-------- Input records --------

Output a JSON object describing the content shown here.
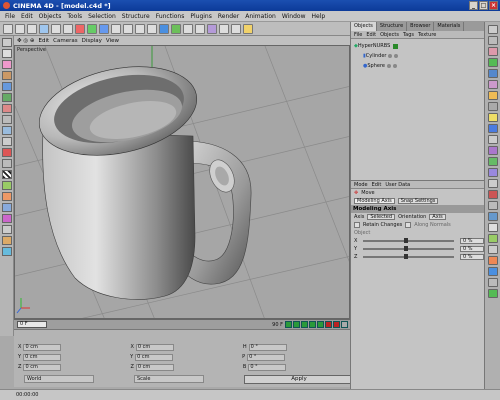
{
  "window": {
    "title": "CINEMA 4D - [model.c4d *]"
  },
  "menu": [
    "File",
    "Edit",
    "Objects",
    "Tools",
    "Selection",
    "Structure",
    "Functions",
    "Plugins",
    "Render",
    "Animation",
    "Window",
    "Help"
  ],
  "viewport": {
    "menu": [
      "Edit",
      "Cameras",
      "Display",
      "View"
    ],
    "label": "Perspective"
  },
  "timeline": {
    "current_frame": "0 F",
    "end_frame": "90 F"
  },
  "coordinates": {
    "rows": [
      {
        "pos_label": "X",
        "pos_value": "0 cm",
        "size_label": "X",
        "size_value": "0 cm",
        "rot_label": "H",
        "rot_value": "0 °"
      },
      {
        "pos_label": "Y",
        "pos_value": "0 cm",
        "size_label": "Y",
        "size_value": "0 cm",
        "rot_label": "P",
        "rot_value": "0 °"
      },
      {
        "pos_label": "Z",
        "pos_value": "0 cm",
        "size_label": "Z",
        "size_value": "0 cm",
        "rot_label": "B",
        "rot_value": "0 °"
      }
    ],
    "mode_select": "World",
    "scale_select": "Scale",
    "apply_label": "Apply"
  },
  "status": {
    "time": "00:00:00"
  },
  "object_manager": {
    "tabs": [
      "Objects",
      "Structure",
      "Browser",
      "Materials"
    ],
    "menu": [
      "File",
      "Edit",
      "Objects",
      "Tags",
      "Texture"
    ],
    "items": [
      {
        "name": "HyperNURBS",
        "level": 0
      },
      {
        "name": "Cylinder",
        "level": 1
      },
      {
        "name": "Sphere",
        "level": 1
      }
    ]
  },
  "attribute_manager": {
    "menu": [
      "Mode",
      "Edit",
      "User Data"
    ],
    "tool_name": "Move",
    "tabs": [
      "Modeling Axis",
      "Snap Settings"
    ],
    "section_title": "Modeling Axis",
    "axis_label": "Axis",
    "axis_value": "Selected",
    "orientation_label": "Orientation",
    "orientation_value": "Axis",
    "retain_label": "Retain Changes",
    "normals_label": "Along Normals",
    "object_label": "Object",
    "sliders": [
      {
        "label": "X",
        "value": "0 %"
      },
      {
        "label": "Y",
        "value": "0 %"
      },
      {
        "label": "Z",
        "value": "0 %"
      }
    ]
  },
  "colors": {
    "titlebar": "#1b4fb0",
    "viewport_bg": "#a6a6a6",
    "panel_bg": "#c4c4c4"
  }
}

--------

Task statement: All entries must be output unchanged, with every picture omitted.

Solution to the exercise:
Output a JSON object describing the content shown here.
{
  "window": {
    "title": "CINEMA 4D - [model.c4d *]"
  },
  "menu": [
    "File",
    "Edit",
    "Objects",
    "Tools",
    "Selection",
    "Structure",
    "Functions",
    "Plugins",
    "Render",
    "Animation",
    "Window",
    "Help"
  ],
  "viewport": {
    "menu": [
      "Edit",
      "Cameras",
      "Display",
      "View"
    ],
    "label": "Perspective"
  },
  "timeline": {
    "current_frame": "0 F",
    "end_frame": "90 F"
  },
  "coordinates": {
    "rows": [
      {
        "pos_label": "X",
        "pos_value": "0 cm",
        "size_label": "X",
        "size_value": "0 cm",
        "rot_label": "H",
        "rot_value": "0 °"
      },
      {
        "pos_label": "Y",
        "pos_value": "0 cm",
        "size_label": "Y",
        "size_value": "0 cm",
        "rot_label": "P",
        "rot_value": "0 °"
      },
      {
        "pos_label": "Z",
        "pos_value": "0 cm",
        "size_label": "Z",
        "size_value": "0 cm",
        "rot_label": "B",
        "rot_value": "0 °"
      }
    ],
    "mode_select": "World",
    "scale_select": "Scale",
    "apply_label": "Apply"
  },
  "status": {
    "time": "00:00:00"
  },
  "object_manager": {
    "tabs": [
      "Objects",
      "Structure",
      "Browser",
      "Materials"
    ],
    "menu": [
      "File",
      "Edit",
      "Objects",
      "Tags",
      "Texture"
    ],
    "items": [
      {
        "name": "HyperNURBS",
        "level": 0
      },
      {
        "name": "Cylinder",
        "level": 1
      },
      {
        "name": "Sphere",
        "level": 1
      }
    ]
  },
  "attribute_manager": {
    "menu": [
      "Mode",
      "Edit",
      "User Data"
    ],
    "tool_name": "Move",
    "tabs": [
      "Modeling Axis",
      "Snap Settings"
    ],
    "section_title": "Modeling Axis",
    "axis_label": "Axis",
    "axis_value": "Selected",
    "orientation_label": "Orientation",
    "orientation_value": "Axis",
    "retain_label": "Retain Changes",
    "normals_label": "Along Normals",
    "object_label": "Object",
    "sliders": [
      {
        "label": "X",
        "value": "0 %"
      },
      {
        "label": "Y",
        "value": "0 %"
      },
      {
        "label": "Z",
        "value": "0 %"
      }
    ]
  },
  "colors": {
    "titlebar": "#1b4fb0",
    "viewport_bg": "#a6a6a6",
    "panel_bg": "#c4c4c4"
  }
}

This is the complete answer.